I came to Shenzhen via Hong Kong. There were lots of cars running so naturally it took a long time to enter Mainland China via Hong Kong. New buildings and roads were being built in a great speed.
One of the purposes of my visit this time was to play golf at the ‘Mission Hills’. It is a huge piece of development with twelve 18-hole courses. I understand that the Mission Hills is the largest golf resort in the world. You may have seen this place on TV since the World Cup was opened in 1995 as the official introduction of this facility to the world. It was in 1997 when Hong Kong was returned to China from the Great Britain. I played at the World Cup Course. It was quite a fascinating course. Please enjoy the place at their web site.
Surrounding the golf course stood many classy huge housings (I was told that a single house was at least 600 square meters large…I wondered what sort of people were going to live in such places), and I saw signs calling for new members. Memberships and houses must cost a fortune, but I presume that most of them are for investments ? I could see only a handful of people in these many houses. …. The view reminded me of Japan 20 years ago but apparently the scale is of no comparison. I had an impression that the interiors of hotels (built more than 10 years ago) somewhat lacked closer attention in details compared to Japanese hotels, but it doesn’t matter because what matters is energy. They don’t worry about small details. It’s meaningless to point out trivial flaws here and there.
The players from China were four from Beijing, one of them is an executive of a company that purchases mineral resources in Africa, and he just returned from Congo. Another person was in a ship cargo business – all of them were in their late 40’s and full of energy.
I was invited to a restaurant in downtown Shenzhen but was overwhelmed by the speed in which the facilities and roads were being built. What was this place like 10 or 20 years ago, I wonder? And how would it be 10, 20 years from now?

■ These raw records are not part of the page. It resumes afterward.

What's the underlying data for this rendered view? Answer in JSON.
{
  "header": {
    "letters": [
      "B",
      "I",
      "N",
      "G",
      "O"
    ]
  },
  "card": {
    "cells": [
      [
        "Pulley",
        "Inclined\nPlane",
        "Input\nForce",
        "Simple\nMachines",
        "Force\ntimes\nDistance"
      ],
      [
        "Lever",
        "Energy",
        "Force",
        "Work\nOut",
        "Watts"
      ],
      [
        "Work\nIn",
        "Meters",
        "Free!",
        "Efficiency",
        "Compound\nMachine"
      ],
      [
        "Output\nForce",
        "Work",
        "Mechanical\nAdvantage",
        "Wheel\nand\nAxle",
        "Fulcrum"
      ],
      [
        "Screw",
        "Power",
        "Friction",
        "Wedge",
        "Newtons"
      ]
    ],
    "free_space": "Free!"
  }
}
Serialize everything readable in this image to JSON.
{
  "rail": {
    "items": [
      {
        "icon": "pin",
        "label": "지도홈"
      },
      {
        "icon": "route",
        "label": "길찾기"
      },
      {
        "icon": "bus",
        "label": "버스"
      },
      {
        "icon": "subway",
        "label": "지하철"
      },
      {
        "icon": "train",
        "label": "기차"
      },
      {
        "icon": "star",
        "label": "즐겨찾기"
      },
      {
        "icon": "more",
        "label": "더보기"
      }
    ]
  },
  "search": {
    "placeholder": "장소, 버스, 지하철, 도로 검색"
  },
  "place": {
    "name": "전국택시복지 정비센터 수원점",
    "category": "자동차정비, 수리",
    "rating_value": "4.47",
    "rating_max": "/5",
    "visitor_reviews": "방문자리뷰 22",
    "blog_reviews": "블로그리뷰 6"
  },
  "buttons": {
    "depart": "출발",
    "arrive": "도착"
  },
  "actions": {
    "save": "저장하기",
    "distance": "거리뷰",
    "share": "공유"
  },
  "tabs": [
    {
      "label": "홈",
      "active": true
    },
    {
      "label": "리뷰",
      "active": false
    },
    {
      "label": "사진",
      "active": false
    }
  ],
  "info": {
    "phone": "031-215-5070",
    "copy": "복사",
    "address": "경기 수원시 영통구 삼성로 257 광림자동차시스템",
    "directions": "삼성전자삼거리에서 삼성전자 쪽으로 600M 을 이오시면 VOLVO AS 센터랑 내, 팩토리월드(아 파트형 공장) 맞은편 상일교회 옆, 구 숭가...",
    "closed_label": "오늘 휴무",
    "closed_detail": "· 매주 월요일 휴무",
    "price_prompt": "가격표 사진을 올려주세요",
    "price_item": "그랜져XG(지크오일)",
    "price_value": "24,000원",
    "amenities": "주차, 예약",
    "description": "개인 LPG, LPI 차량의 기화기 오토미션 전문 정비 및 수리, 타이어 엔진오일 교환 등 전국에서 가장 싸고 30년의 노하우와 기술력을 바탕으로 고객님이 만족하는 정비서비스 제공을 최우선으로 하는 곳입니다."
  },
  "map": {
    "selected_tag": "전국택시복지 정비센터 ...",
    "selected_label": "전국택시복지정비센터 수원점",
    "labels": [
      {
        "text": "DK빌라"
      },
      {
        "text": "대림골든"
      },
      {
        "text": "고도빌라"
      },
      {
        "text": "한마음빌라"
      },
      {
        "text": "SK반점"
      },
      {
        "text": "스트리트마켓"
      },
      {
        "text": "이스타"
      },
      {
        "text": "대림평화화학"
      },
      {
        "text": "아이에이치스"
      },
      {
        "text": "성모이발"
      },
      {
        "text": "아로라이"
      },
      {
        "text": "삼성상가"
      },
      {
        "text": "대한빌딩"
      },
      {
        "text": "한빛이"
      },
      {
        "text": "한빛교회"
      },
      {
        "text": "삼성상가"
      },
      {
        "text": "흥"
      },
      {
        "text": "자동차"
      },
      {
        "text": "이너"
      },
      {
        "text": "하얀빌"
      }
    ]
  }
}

Upon my return to Tokyo, I stayed overnight at the Shangri-La Hotel in Hong Kong. It is one of my favorite hotels. Gazing the raining Hong Kong Island lying across the sea, I relaxed for a half day.
Although the weather was a mere rainfall in Hong Kong, I understand that the southern China had a very heavy rain. I do hope that the rain did not cause much damage.